Facebook is the most obvious example when it comes to shady-dealings with personal information. Although they have tried to make their privacy rules easier to understand, they are still longwinded and ever-changing. Everyone should be worried about how available Facebook makes your information, as the potential for abuse is huge. There is a licence agreement between Facebook and app creators that cannot be enforced. Apps are not allowed to sell user information to marketing agencies, among other things, and Facebook say they have disabled thousands of apps for breaching the licence agreement. Although Facebook are working hard to enforce their policies, a lot of app creators don’t adhere to them. This is why sharing information is so dangerous: you don’t know who will get their hands on it.

What if insurance companies mined your Facebook status updates, as well of those as your friends, for key words that indicate how much of a risk you are to them.

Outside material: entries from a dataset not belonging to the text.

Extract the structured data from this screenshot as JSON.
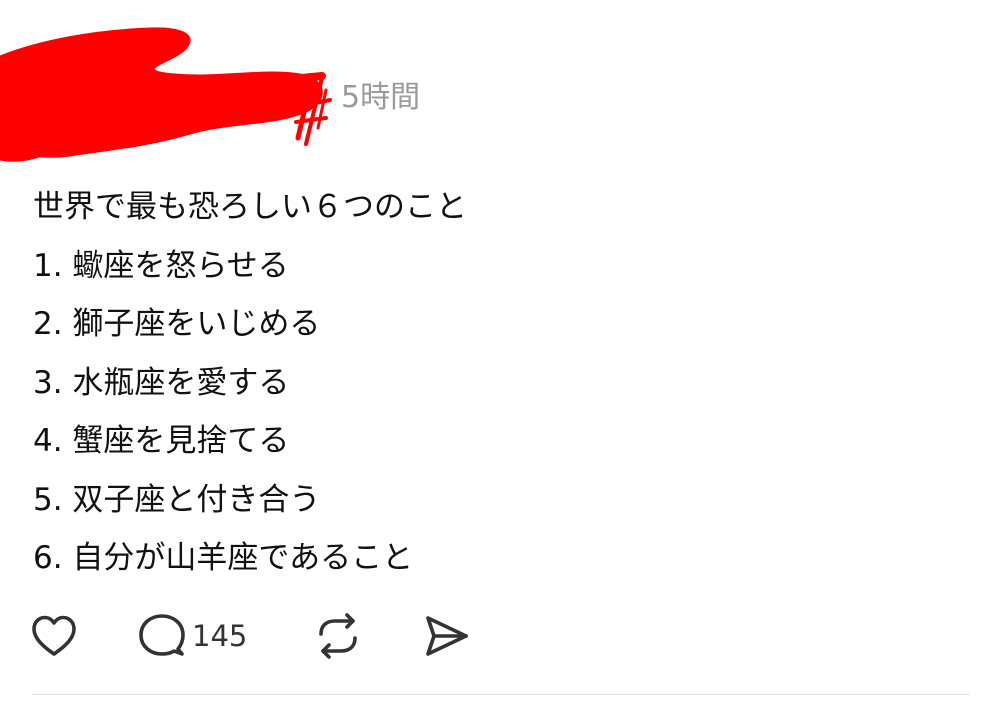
{
  "post": {
    "timestamp": "5時間",
    "lines": [
      "世界で最も恐ろしい６つのこと",
      "1. 蠍座を怒らせる",
      "2. 獅子座をいじめる",
      "3. 水瓶座を愛する",
      "4. 蟹座を見捨てる",
      "5. 双子座と付き合う",
      "6. 自分が山羊座であること"
    ]
  },
  "actions": {
    "like_icon": "heart-icon",
    "reply_icon": "speech-bubble-icon",
    "reply_count": "145",
    "repost_icon": "repost-arrows-icon",
    "share_icon": "send-icon"
  },
  "colors": {
    "redaction": "#ff0000",
    "timestamp": "#9a9a9a",
    "text": "#111111",
    "icon": "#333333",
    "divider": "#e2e2e2"
  }
}
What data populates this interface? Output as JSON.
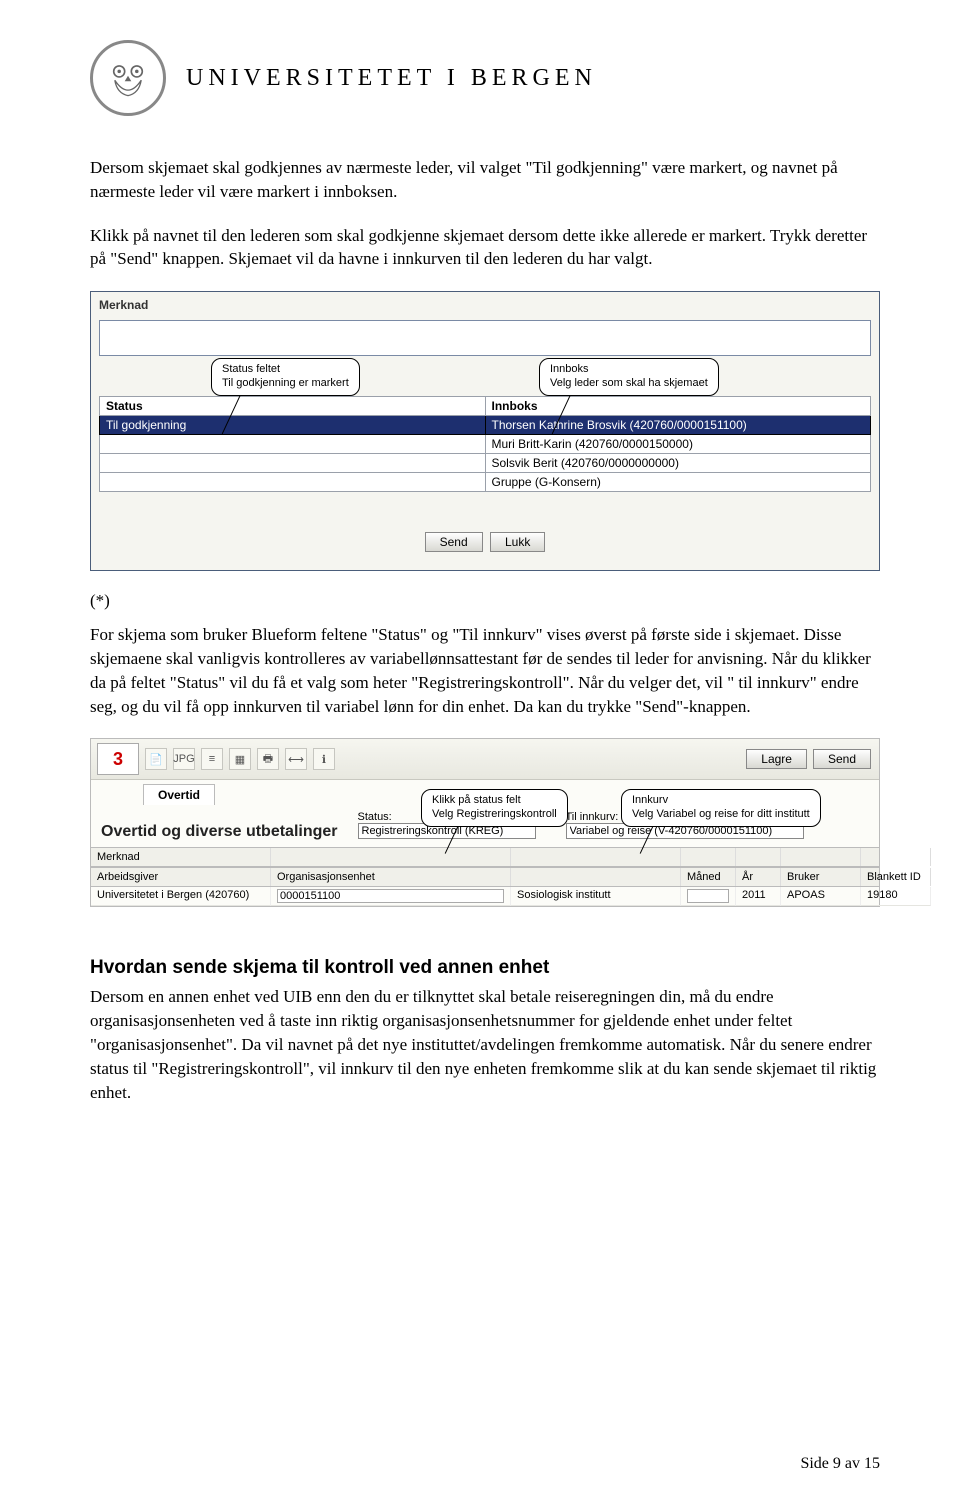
{
  "header": {
    "university": "UNIVERSITETET I BERGEN"
  },
  "para1": "Dersom skjemaet skal godkjennes av nærmeste leder, vil valget \"Til godkjenning\" være markert, og navnet på nærmeste leder vil være markert i innboksen.",
  "para2": "Klikk på navnet til den lederen som skal godkjenne skjemaet dersom dette ikke allerede er markert. Trykk deretter på \"Send\" knappen. Skjemaet vil da havne i innkurven til den lederen du har valgt.",
  "callouts": {
    "status": {
      "l1": "Status feltet",
      "l2": "Til godkjenning er markert"
    },
    "innboks": {
      "l1": "Innboks",
      "l2": "Velg leder som skal ha skjemaet"
    },
    "klikk": {
      "l1": "Klikk på status felt",
      "l2": "Velg Registreringskontroll"
    },
    "innkurv": {
      "l1": "Innkurv",
      "l2": "Velg Variabel og reise for ditt institutt"
    }
  },
  "shot1": {
    "merknad_label": "Merknad",
    "status_label": "Status",
    "innboks_label": "Innboks",
    "status_value": "Til godkjenning",
    "rows": [
      "Thorsen Kathrine Brosvik (420760/0000151100)",
      "Muri Britt-Karin (420760/0000150000)",
      "Solsvik Berit (420760/0000000000)",
      "Gruppe (G-Konsern)"
    ],
    "send": "Send",
    "lukk": "Lukk"
  },
  "asterisk": "(*)",
  "para3": "For skjema som bruker Blueform feltene \"Status\" og \"Til innkurv\" vises øverst på første side i skjemaet. Disse skjemaene skal vanligvis kontrolleres av variabellønnsattestant før de sendes til leder for anvisning. Når du klikker da på feltet \"Status\" vil du få et valg som heter \"Registreringskontroll\". Når du velger det, vil \" til innkurv\" endre seg, og du vil få opp innkurven til variabel lønn for din enhet. Da kan du trykke \"Send\"-knappen.",
  "shot2": {
    "lagre": "Lagre",
    "send": "Send",
    "tab": "Overtid",
    "title": "Overtid og diverse utbetalinger",
    "status_label": "Status:",
    "status_value": "Registreringskontroll (KREG)",
    "tilinn_label": "Til innkurv:",
    "tilinn_value": "Variabel og reise (V-420760/0000151100)",
    "headers": {
      "merknad": "Merknad",
      "arbeidsgiver": "Arbeidsgiver",
      "org": "Organisasjonsenhet",
      "maned": "Måned",
      "ar": "År",
      "bruker": "Bruker",
      "blankett": "Blankett ID"
    },
    "row": {
      "arbeidsgiver": "Universitetet i Bergen (420760)",
      "org_kode": "0000151100",
      "org_navn": "Sosiologisk institutt",
      "maned": "",
      "ar": "2011",
      "bruker": "APOAS",
      "blankett": "19180"
    }
  },
  "section_title": "Hvordan sende skjema til kontroll ved annen enhet",
  "para4": "Dersom en annen enhet ved UIB enn den du er tilknyttet skal betale reiseregningen din, må du endre organisasjonsenheten ved å taste inn riktig organisasjonsenhetsnummer for gjeldende enhet under feltet \"organisasjonsenhet\". Da vil navnet på det nye instituttet/avdelingen fremkomme automatisk. Når du senere endrer status til \"Registreringskontroll\", vil innkurv til den nye enheten fremkomme slik at du kan sende skjemaet til riktig enhet.",
  "footer": "Side 9 av 15"
}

“If your friend gets a DUI, your health and auto insurance risk goes up because you’re likely to be in the car with this person.” … “searching for drug use keywords (“drunk” or “hungover” or “420” or “bong”) within someone’s Facebook update stream gives you a much more accurate portrayal of their drug use than a questionnaire, and you can accurately weight the impact of hazardous behavior keywords on friends’ insurance premiums based on their level of interaction.” … “They payoffs are potentially huge for insurance companies and banks for whom assessment of risk is their entire business, so much so that they would be stupid not to propose data-sharing arrangements with social networking sites.” (Source).

 

Everyone is being encoded into this digital realm and those bits of information are flying around invisibly.  I was shocked to learn about EDR boxes in cars. I had no idea such a device existed. I would not be so shocked to learn that a Facebook app had taken my information and sold it to a marketing agency, but many Facebook users would likely react to that in the same way I reacted to the existence of EDR boxes. I never thought “better not speed, if I crash the EDR box has that information.” Similarly, most Facebook users never think “I better not install this app, it might mine my profile for information.” This divide between the GUI-interaction with the system and the command-line interaction with a database is a newer, subtler digital divide that is troubling.

I highly also recommend this read. It illuminates where tech is going, and how it can be abused. Crazy stuff:

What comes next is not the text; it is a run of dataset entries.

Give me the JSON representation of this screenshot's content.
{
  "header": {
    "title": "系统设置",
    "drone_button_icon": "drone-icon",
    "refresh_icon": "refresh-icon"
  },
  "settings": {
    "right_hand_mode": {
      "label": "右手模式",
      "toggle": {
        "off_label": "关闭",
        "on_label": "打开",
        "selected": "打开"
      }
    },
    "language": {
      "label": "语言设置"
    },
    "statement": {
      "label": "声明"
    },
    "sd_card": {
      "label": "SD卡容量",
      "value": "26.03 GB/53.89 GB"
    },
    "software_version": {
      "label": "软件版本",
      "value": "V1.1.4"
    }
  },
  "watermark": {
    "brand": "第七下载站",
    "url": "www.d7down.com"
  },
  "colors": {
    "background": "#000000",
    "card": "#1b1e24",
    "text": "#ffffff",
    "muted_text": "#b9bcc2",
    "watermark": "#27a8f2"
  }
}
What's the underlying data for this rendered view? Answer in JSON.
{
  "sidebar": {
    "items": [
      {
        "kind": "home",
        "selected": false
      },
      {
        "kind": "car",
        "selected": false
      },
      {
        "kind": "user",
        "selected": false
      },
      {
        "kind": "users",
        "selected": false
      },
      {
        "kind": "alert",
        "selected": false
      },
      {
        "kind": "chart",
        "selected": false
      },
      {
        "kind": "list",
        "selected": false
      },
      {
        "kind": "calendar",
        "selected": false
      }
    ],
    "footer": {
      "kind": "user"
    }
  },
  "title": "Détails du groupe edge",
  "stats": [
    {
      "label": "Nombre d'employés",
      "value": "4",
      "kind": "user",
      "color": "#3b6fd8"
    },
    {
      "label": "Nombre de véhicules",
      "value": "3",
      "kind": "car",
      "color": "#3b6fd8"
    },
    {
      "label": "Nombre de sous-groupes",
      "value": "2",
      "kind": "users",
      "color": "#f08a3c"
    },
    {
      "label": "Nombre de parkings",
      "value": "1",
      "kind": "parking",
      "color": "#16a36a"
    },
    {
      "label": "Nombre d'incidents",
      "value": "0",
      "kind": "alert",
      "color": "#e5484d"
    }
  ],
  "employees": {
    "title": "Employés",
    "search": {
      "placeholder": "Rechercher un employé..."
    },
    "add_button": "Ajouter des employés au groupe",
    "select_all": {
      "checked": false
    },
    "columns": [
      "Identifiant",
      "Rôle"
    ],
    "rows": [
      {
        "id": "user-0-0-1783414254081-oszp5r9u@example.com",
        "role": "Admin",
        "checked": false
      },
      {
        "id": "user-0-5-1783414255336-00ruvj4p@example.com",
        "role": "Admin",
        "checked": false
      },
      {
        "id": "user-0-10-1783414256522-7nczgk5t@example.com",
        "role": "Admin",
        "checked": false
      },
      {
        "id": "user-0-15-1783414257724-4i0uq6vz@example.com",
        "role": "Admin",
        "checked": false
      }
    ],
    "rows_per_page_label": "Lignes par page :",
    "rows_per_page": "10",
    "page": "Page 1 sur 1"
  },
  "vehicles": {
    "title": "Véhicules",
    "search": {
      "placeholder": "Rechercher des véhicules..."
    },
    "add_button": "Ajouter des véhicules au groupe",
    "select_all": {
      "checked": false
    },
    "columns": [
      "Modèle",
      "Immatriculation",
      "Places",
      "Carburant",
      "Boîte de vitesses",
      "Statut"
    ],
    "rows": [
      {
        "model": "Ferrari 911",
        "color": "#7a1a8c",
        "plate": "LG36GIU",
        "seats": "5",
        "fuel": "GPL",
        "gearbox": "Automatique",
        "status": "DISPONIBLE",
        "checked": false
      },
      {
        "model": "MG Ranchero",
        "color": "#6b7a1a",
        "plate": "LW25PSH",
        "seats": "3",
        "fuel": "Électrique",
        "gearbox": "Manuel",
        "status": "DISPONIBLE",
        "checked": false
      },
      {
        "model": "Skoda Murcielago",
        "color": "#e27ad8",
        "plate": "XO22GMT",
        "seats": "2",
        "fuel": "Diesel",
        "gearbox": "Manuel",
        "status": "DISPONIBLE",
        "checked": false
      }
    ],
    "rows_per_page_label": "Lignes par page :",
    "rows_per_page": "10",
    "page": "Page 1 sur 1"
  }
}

My Second Implant by Estragon

Experts:

“My first implant was really not a big deal.  Getting it was about as complicated as getting an ear pierced. It is a small inductive microphone implanted in my throat. It’s basically just a throat mic, but permanent. ” …

“For my second implant, I wanted to pair my microphone with some speakers. … The obvious next step is to have a permanent speaker installed in or near the ears, that can communicate wirelessly with phones, computers, or other devices.”…

“Anyway, what happened was that my receiver implant was a little more capable than I expected. It has a microphone, not just a speaker. In addition to pairing by Bluetooth, it connected to any open wireless access point and opened up a TCP/IP connection back to a system somewhere behind the Great Firewall of China. We found it was able to use WEP- and WPA-enabled access points at school and in my apartment, too. In a nutshell, everything I heard and said, for months, was streamed live to someplace in China.” …

“I might have never known, except that one day in the lab my advisor got a phone call from his DARPA sponsor. It seemed that the algorithm I’d worked on for spread-spectrum communication with ground- or space-based devices was detected on the new Chinese telecom satellite that went up earlier that year.” …

“I was physically infected by this implant, and turned into a human network zombie.” …

“I don’t know whether there’s a clear message or moral in my story, but I wanted to share it with you. Partially as a warning to readers about the potential dangers of new technology, partially to brag that I was the first kid on the block with implants that, someday, will be as common as wrist watches…”